PROMPT = Scan the data below and pick out the lines containing the word "menos".

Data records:
.....

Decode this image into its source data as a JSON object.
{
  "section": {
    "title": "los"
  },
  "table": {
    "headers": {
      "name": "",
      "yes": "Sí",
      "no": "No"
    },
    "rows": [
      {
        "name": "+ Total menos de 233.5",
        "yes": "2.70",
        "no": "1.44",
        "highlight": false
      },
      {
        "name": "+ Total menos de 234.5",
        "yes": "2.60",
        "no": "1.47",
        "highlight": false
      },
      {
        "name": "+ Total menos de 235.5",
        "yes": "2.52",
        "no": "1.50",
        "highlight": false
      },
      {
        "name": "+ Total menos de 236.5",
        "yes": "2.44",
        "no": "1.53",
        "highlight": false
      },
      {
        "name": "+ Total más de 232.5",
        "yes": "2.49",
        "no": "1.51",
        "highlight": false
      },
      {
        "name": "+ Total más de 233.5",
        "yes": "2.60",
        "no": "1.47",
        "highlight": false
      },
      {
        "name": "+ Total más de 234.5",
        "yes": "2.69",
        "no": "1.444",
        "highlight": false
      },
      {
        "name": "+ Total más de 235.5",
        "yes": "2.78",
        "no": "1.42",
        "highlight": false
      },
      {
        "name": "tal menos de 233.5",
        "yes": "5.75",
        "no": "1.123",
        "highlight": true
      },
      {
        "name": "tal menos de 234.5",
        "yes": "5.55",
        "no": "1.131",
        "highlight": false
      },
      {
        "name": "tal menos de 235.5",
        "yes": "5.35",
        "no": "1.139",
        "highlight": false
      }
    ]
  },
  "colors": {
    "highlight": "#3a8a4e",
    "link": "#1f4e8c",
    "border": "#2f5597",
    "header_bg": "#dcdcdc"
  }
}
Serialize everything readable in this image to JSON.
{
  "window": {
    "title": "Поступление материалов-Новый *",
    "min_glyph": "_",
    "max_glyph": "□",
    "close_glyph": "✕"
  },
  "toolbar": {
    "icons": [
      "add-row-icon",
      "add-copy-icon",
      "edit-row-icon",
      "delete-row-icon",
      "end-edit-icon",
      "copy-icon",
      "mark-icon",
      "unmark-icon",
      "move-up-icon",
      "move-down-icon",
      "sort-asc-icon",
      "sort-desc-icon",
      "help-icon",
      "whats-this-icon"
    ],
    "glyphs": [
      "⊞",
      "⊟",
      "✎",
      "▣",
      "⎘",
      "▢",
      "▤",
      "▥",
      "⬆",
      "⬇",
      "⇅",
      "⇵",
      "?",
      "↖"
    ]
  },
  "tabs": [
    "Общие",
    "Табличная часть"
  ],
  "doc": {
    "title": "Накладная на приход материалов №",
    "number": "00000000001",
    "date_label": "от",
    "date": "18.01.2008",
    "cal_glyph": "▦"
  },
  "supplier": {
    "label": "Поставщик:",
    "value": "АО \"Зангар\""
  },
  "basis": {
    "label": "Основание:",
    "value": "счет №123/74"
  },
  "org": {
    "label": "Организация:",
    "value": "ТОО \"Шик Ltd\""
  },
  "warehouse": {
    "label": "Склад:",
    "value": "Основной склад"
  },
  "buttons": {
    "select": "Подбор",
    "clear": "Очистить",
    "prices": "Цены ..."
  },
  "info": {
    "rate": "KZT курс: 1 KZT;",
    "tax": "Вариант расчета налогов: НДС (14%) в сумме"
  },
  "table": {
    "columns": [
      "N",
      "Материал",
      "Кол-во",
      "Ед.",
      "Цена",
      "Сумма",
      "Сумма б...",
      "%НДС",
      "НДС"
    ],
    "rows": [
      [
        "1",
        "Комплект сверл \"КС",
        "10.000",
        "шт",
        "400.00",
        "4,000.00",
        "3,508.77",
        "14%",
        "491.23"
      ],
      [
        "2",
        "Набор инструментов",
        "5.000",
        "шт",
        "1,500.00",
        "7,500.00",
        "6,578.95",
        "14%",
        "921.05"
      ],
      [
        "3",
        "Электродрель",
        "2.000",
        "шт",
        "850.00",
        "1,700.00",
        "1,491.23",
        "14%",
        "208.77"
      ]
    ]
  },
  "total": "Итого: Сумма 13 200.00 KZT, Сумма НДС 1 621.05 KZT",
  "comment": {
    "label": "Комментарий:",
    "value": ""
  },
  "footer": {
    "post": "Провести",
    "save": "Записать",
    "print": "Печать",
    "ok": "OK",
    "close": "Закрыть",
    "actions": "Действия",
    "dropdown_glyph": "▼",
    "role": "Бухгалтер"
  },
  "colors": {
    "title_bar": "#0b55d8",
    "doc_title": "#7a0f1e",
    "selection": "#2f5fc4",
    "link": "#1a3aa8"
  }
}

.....

PROBLEM SOLUTION =
        "name": "+ Total menos de 233.5",
        "name": "+ Total menos de 234.5",
        "name": "+ Total menos de 235.5",
        "name": "+ Total menos de 236.5",
        "name": "tal menos de 233.5",
        "name": "tal menos de 234.5",
        "name": "tal menos de 235.5",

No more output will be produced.